You were the musician on the Great Giana Sisters – during the games development was there any indication that Nintendo would take action against it for being too similar to Mario?
Yes, the company I worked for was threatened by Nintendo some time after the game was released. At that time it had already made quite a bit of money and our company didn't want to risk a long legal battle, so they decided to take it off the market. A follow up game with a changed graphics style was released as Hard'n Heavy, but it failed to get the same attraction with the audiences.
What hardware and software did you use to create music on the Amiga?
I had a self-build hardware sampler and midi interface and created my own music software, called TFMX, which had a special scripting language called Sound Macros that could do some cool tricks with the audio. For the midi stuff I used mostly Music-X.
Your game music tracks are available on itunes and as audio CDs, which tunes are proving to be the most popular?
First and foremost, there is the incredible Symphonic Shades Album, which is sold out as a real CD, but lives on in iTunes and the other online shops. And then there's of course the Turrican Soundtrack Album, which still gets a fair amount of buyers. But even my newer releases like the R-Type EP or Zombie Smash are received well and are selling nicely, though I'm not getting rich with it.
A lot of games seem to get lost to the public as the rights get bought up by different companies resulting in confusion in terms of who actually owns the copyrights to the game. How do you manage to keep the rights to your music and are there any tunes you wrote which are owned by a software house preventing you from making them available on itunes or your website?
From a very early point in my career, I had this wish and feeling that I should be selling music albums directly to my fans, so I asked every company I worked or did projects for always to retain this right outside of the games, which was granted in most cases and that enabled me to sell my music later on in album form.
You received a lifetime achievement award by the Game Audio Network Guild in 2011, was this the highlight of your career so far?
I was very honored by the award, but people usually get something like this much later in life, so I said during the ceremony that I'm not really done yet, which got me some laughs and cheers from the audience. But the best highlight of my career so far has to be the Symphonic Shades concert, which was performed in Cologne in 2008 with the WDR Radio Orchestra and Filmharmonic Choir. They played over an hour of the most wonderful arrangements of my music and I was constantly moved to tears by the performance. A recording of this concert is also available on iTunes and other online music stores.

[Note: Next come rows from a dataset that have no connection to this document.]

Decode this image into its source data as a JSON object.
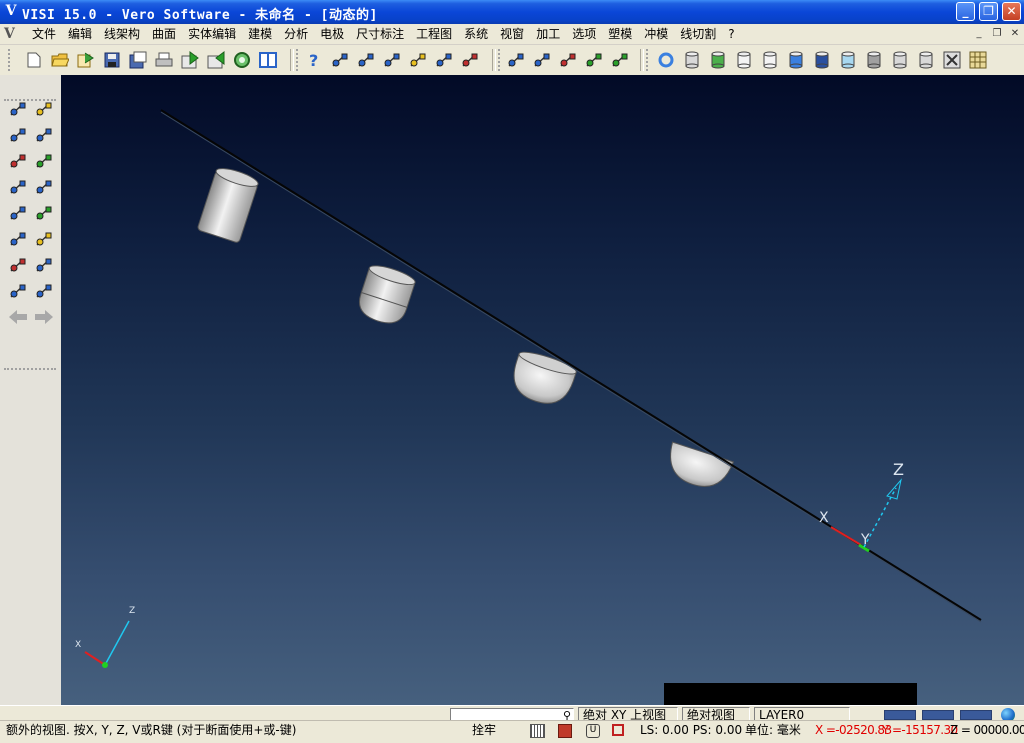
{
  "window": {
    "title": "VISI 15.0 - Vero Software  - 未命名 - [动态的]",
    "logo": "V",
    "minimize": "_",
    "restore": "❐",
    "close": "✕"
  },
  "menu": {
    "logo": "V",
    "items": [
      "文件",
      "编辑",
      "线架构",
      "曲面",
      "实体编辑",
      "建模",
      "分析",
      "电极",
      "尺寸标注",
      "工程图",
      "系统",
      "视窗",
      "加工",
      "选项",
      "塑模",
      "冲模",
      "线切割",
      "?"
    ],
    "mdi_min": "_",
    "mdi_restore": "❐",
    "mdi_close": "✕"
  },
  "toolbar": {
    "icons": [
      "new-file-icon",
      "open-folder-icon",
      "open-icon",
      "save-icon",
      "save-as-icon",
      "print-icon",
      "import-icon",
      "export-icon",
      "zoom-icon",
      "split-view-icon",
      "help-icon",
      "query-icon",
      "query-point-icon",
      "query-entity-icon",
      "query-angle-icon",
      "query-curve-icon",
      "query-dims-icon",
      "transform-icon",
      "move-icon",
      "rotate-icon",
      "shade-icon",
      "solid-icon",
      "refresh-icon",
      "cylinder-icon",
      "cylinder-green-icon",
      "cylinder-white-icon",
      "cylinder-outline-icon",
      "cylinder-blue-icon",
      "cylinder-darkblue-icon",
      "cylinder-light-icon",
      "cylinder-gray-icon",
      "cylinder-mesh-icon",
      "cylinder-dual-icon",
      "box-cross-icon",
      "grid-icon"
    ]
  },
  "left_toolbar": {
    "icons": [
      "zoom-window-icon",
      "measure-icon",
      "fit-icon",
      "edit-curve-icon",
      "rotate-view-icon",
      "layer-icon",
      "pan-icon",
      "curve-edit-icon",
      "refresh-view-icon",
      "solid-box-icon",
      "help-query-icon",
      "dimension-icon",
      "delete-icon",
      "undo-icon",
      "attributes-icon",
      "screenshot-icon",
      "arrow-left-icon",
      "arrow-right-icon"
    ]
  },
  "viewport": {
    "axis_labels": {
      "x": "X",
      "y": "Y",
      "z": "Z"
    },
    "triad_labels": {
      "x": "X",
      "z": "Z"
    },
    "colors": {
      "x_axis": "#E02020",
      "y_axis": "#20D020",
      "z_axis": "#20C8F0",
      "line": "#050505"
    }
  },
  "status": {
    "hint": "额外的视图. 按X, Y, Z, V或R键 (对于断面使用+或-键)",
    "search_value": "",
    "view_name": "绝对 XY 上视图",
    "absolute_view": "绝对视图",
    "layer": "LAYER0",
    "snap": "拴牢",
    "ls_ps": "LS: 0.00 PS: 0.00",
    "unit": "单位: 毫米",
    "coords_x": "X =-02520.83",
    "coords_y": "Y =-15157.30",
    "coords_z": "Z = 00000.00"
  }
}
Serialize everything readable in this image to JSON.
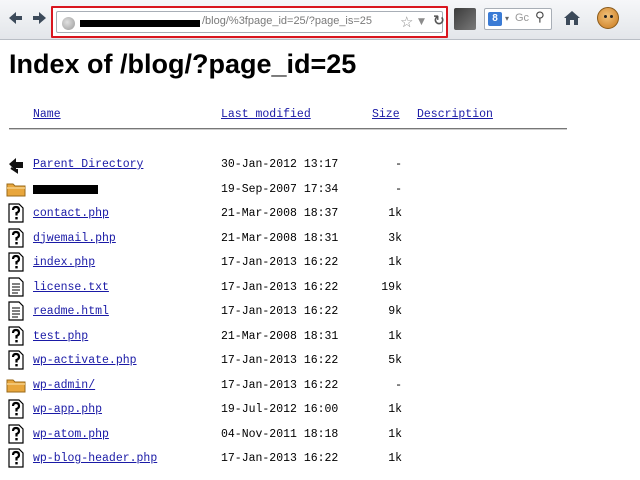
{
  "browser": {
    "url_visible_text": "/blog/%3fpage_id=25/?page_is=25",
    "search_placeholder": "Gc",
    "search_engine_letter": "8"
  },
  "page": {
    "title": "Index of /blog/?page_id=25"
  },
  "columns": {
    "name": "Name",
    "last_modified": "Last modified",
    "size": "Size",
    "description": "Description"
  },
  "rows": [
    {
      "name": "Parent Directory",
      "date": "30-Jan-2012 13:17",
      "size": "-",
      "icon": "back-arrow-icon"
    },
    {
      "name": "",
      "date": "19-Sep-2007 17:34",
      "size": "-",
      "icon": "folder-icon",
      "redacted": true
    },
    {
      "name": "contact.php",
      "date": "21-Mar-2008 18:37",
      "size": "1k",
      "icon": "unknown-file-icon"
    },
    {
      "name": "djwemail.php",
      "date": "21-Mar-2008 18:31",
      "size": "3k",
      "icon": "unknown-file-icon"
    },
    {
      "name": "index.php",
      "date": "17-Jan-2013 16:22",
      "size": "1k",
      "icon": "unknown-file-icon"
    },
    {
      "name": "license.txt",
      "date": "17-Jan-2013 16:22",
      "size": "19k",
      "icon": "text-file-icon"
    },
    {
      "name": "readme.html",
      "date": "17-Jan-2013 16:22",
      "size": "9k",
      "icon": "text-file-icon"
    },
    {
      "name": "test.php",
      "date": "21-Mar-2008 18:31",
      "size": "1k",
      "icon": "unknown-file-icon"
    },
    {
      "name": "wp-activate.php",
      "date": "17-Jan-2013 16:22",
      "size": "5k",
      "icon": "unknown-file-icon"
    },
    {
      "name": "wp-admin/",
      "date": "17-Jan-2013 16:22",
      "size": "-",
      "icon": "folder-icon"
    },
    {
      "name": "wp-app.php",
      "date": "19-Jul-2012 16:00",
      "size": "1k",
      "icon": "unknown-file-icon"
    },
    {
      "name": "wp-atom.php",
      "date": "04-Nov-2011 18:18",
      "size": "1k",
      "icon": "unknown-file-icon"
    },
    {
      "name": "wp-blog-header.php",
      "date": "17-Jan-2013 16:22",
      "size": "1k",
      "icon": "unknown-file-icon"
    }
  ]
}
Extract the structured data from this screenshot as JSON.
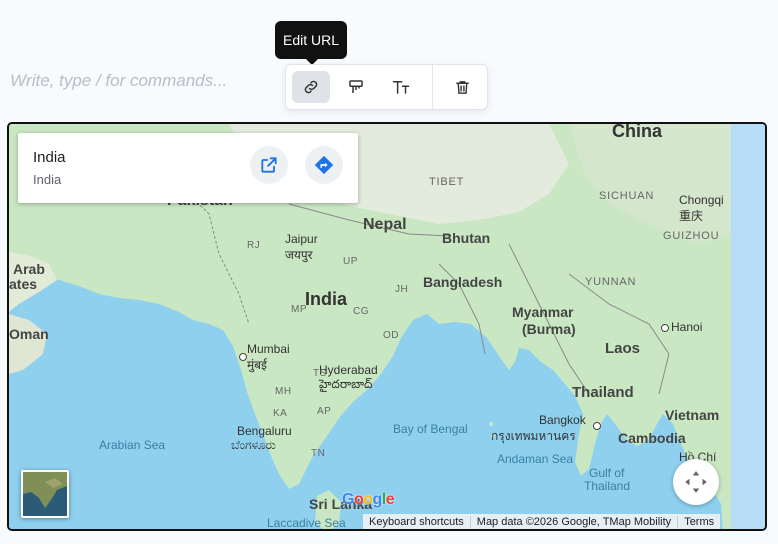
{
  "tooltip": {
    "text": "Edit URL"
  },
  "editor": {
    "placeholder": "Write, type / for commands..."
  },
  "toolbar": {
    "buttons": [
      {
        "icon": "link-icon",
        "label": "Edit URL",
        "active": true
      },
      {
        "icon": "style-icon"
      },
      {
        "icon": "text-size-icon"
      },
      {
        "icon": "trash-icon"
      }
    ]
  },
  "map": {
    "info_card": {
      "title": "India",
      "subtitle": "India"
    },
    "labels": {
      "china": "China",
      "tibet": "TIBET",
      "sichuan": "SICHUAN",
      "chongqing": "Chongqi",
      "chongqing_local": "重庆",
      "guizhou": "GUIZHOU",
      "yunnan": "YUNNAN",
      "pakistan": "Pakistan",
      "nepal": "Nepal",
      "bhutan": "Bhutan",
      "rj": "RJ",
      "jaipur": "Jaipur",
      "jaipur_local": "जयपुर",
      "up": "UP",
      "india": "India",
      "jh": "JH",
      "bangladesh": "Bangladesh",
      "mp": "MP",
      "cg": "CG",
      "od": "OD",
      "arab": "Arab",
      "ates": "ates",
      "oman": "Oman",
      "myanmar": "Myanmar",
      "burma": "(Burma)",
      "hanoi": "Hanoi",
      "mumbai": "Mumbai",
      "mumbai_local": "मुंबई",
      "hyderabad": "Hyderabad",
      "hyderabad_local": "హైదరాబాద్",
      "laos": "Laos",
      "mh": "MH",
      "ts": "TS",
      "thailand": "Thailand",
      "ka": "KA",
      "ap": "AP",
      "bengaluru": "Bengaluru",
      "bengaluru_local": "ಬೆಂಗಳೂರು",
      "bay_of_bengal": "Bay of Bengal",
      "bangkok": "Bangkok",
      "bangkok_local": "กรุงเทพมหานคร",
      "vietnam": "Vietnam",
      "arabian_sea": "Arabian Sea",
      "tn": "TN",
      "cambodia": "Cambodia",
      "andaman_sea": "Andaman Sea",
      "ho_chi": "Hồ Chí",
      "gulf_of": "Gulf of",
      "thailand_gulf": "Thailand",
      "sri_lanka": "Sri Lanka",
      "laccadive_sea": "Laccadive Sea"
    },
    "attribution": {
      "shortcuts": "Keyboard shortcuts",
      "map_data": "Map data ©2026 Google, TMap Mobility",
      "terms": "Terms"
    },
    "colors": {
      "water": "#aadaff",
      "land": "#c9e7c3",
      "highland": "#dfe9d6",
      "google_blue": "#4285f4",
      "google_red": "#ea4335",
      "google_yellow": "#fbbc05",
      "google_green": "#34a853"
    }
  }
}
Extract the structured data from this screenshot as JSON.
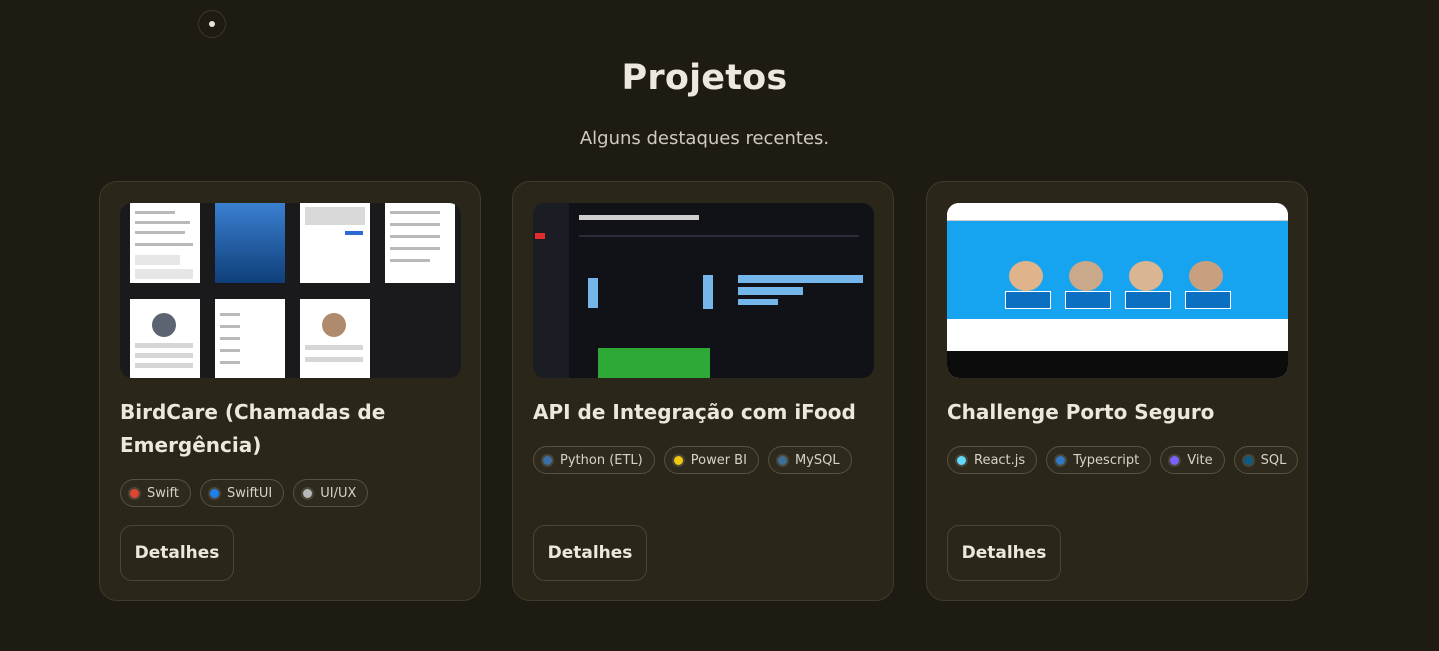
{
  "section": {
    "title": "Projetos",
    "subtitle": "Alguns destaques recentes."
  },
  "colors": {
    "background": "#1e1b12",
    "card": "#2a2619",
    "card_border": "#3e3a2c"
  },
  "projects": [
    {
      "name": "BirdCare (Chamadas de Emergência)",
      "screenshot_icon": "birdcare-app-screens",
      "tags": [
        {
          "label": "Swift",
          "color": "#e2452f"
        },
        {
          "label": "SwiftUI",
          "color": "#1e7ff0"
        },
        {
          "label": "UI/UX",
          "color": "#b8b8b8"
        }
      ],
      "button": "Detalhes"
    },
    {
      "name": "API de Integração com iFood",
      "screenshot_icon": "ifood-dashboard",
      "tags": [
        {
          "label": "Python (ETL)",
          "color": "#3b6ea5"
        },
        {
          "label": "Power BI",
          "color": "#f2c811"
        },
        {
          "label": "MySQL",
          "color": "#3d6e96"
        }
      ],
      "button": "Detalhes"
    },
    {
      "name": "Challenge Porto Seguro",
      "screenshot_icon": "porto-seguro-site",
      "tags": [
        {
          "label": "React.js",
          "color": "#61dafb"
        },
        {
          "label": "Typescript",
          "color": "#3178c6"
        },
        {
          "label": "Vite",
          "color": "#7b61ff"
        },
        {
          "label": "SQL",
          "color": "#0e5b85"
        }
      ],
      "button": "Detalhes"
    }
  ]
}
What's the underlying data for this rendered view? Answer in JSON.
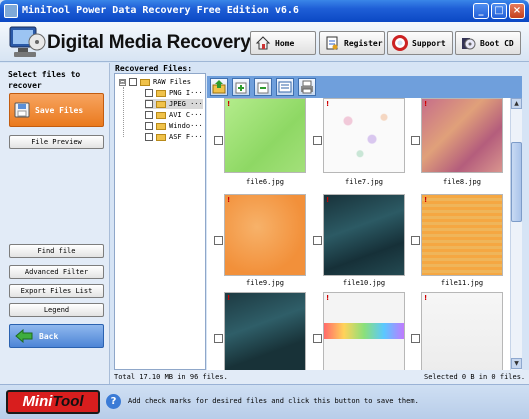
{
  "window": {
    "title": "MiniTool Power Data Recovery Free Edition v6.6",
    "controls": [
      "_",
      "□",
      "×"
    ]
  },
  "header": {
    "app_title": "Digital Media Recovery",
    "nav": [
      {
        "label": "Home",
        "icon": "house-icon"
      },
      {
        "label": "Register",
        "icon": "register-icon"
      },
      {
        "label": "Support",
        "icon": "lifebuoy-icon"
      },
      {
        "label": "Boot CD",
        "icon": "cd-icon"
      }
    ]
  },
  "sidebar": {
    "prompt": "Select files to recover",
    "save_label": "Save Files",
    "preview_label": "File Preview",
    "find_label": "Find file",
    "filter_label": "Advanced Filter",
    "export_label": "Export Files List",
    "legend_label": "Legend",
    "back_label": "Back"
  },
  "main": {
    "recovered_label": "Recovered Files:",
    "tree": [
      {
        "label": "RAW Files",
        "expander": "⊟"
      },
      {
        "label": "PNG I···"
      },
      {
        "label": "JPEG ···"
      },
      {
        "label": "AVI C···"
      },
      {
        "label": "Windo···"
      },
      {
        "label": "ASF F···"
      }
    ],
    "toolbar_icons": [
      "up-folder-icon",
      "add-icon",
      "remove-icon",
      "view-icon",
      "print-icon"
    ],
    "files": [
      {
        "name": "file6.jpg"
      },
      {
        "name": "file7.jpg"
      },
      {
        "name": "file8.jpg"
      },
      {
        "name": "file9.jpg"
      },
      {
        "name": "file10.jpg"
      },
      {
        "name": "file11.jpg"
      },
      {
        "name": ""
      },
      {
        "name": ""
      },
      {
        "name": ""
      }
    ],
    "flag_mark": "!"
  },
  "status": {
    "total": "Total 17.10 MB in 96 files.",
    "selected": "Selected 0 B in 0 files."
  },
  "footer": {
    "logo_mini": "Mini",
    "logo_tool": "Tool",
    "help_glyph": "?",
    "hint": "Add check marks for desired files and click this button to save them."
  },
  "colors": {
    "accent_orange": "#ea7a1e",
    "titlebar_blue": "#0b48c4",
    "brand_red": "#d81e1e"
  }
}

What has been the highlight of your involvement with the game industy so far?
It's been strangely gratifying finding web pages and videos and even an infinite lives trainer for this game that I wrote all that time ago. It seems to have some relevance to people now, maybe just from a retro angle, which is fine, but I think the idea still entertains, even if it's basically a lateral variation of the original.
How have the advancements in technology made your job as a composer easier?
We went from typing in a lot of numbers and programming in assembly language to midi, digital audio workstations and even working with real orchestras. Most composing tasks are definitely easier today, since there are much less limitations of what you can do in terms of sound and better tools, but projects are larger and it remains a lot of challenging work.
AmigaPd would like to thank Chris Huelsbeck for answering the questions and wish him all the best with his current projects.
We hope you enjoyed reading the interview - remember AmigaPd is charityware - please visit our just giving page to support our chosen charity Mencap.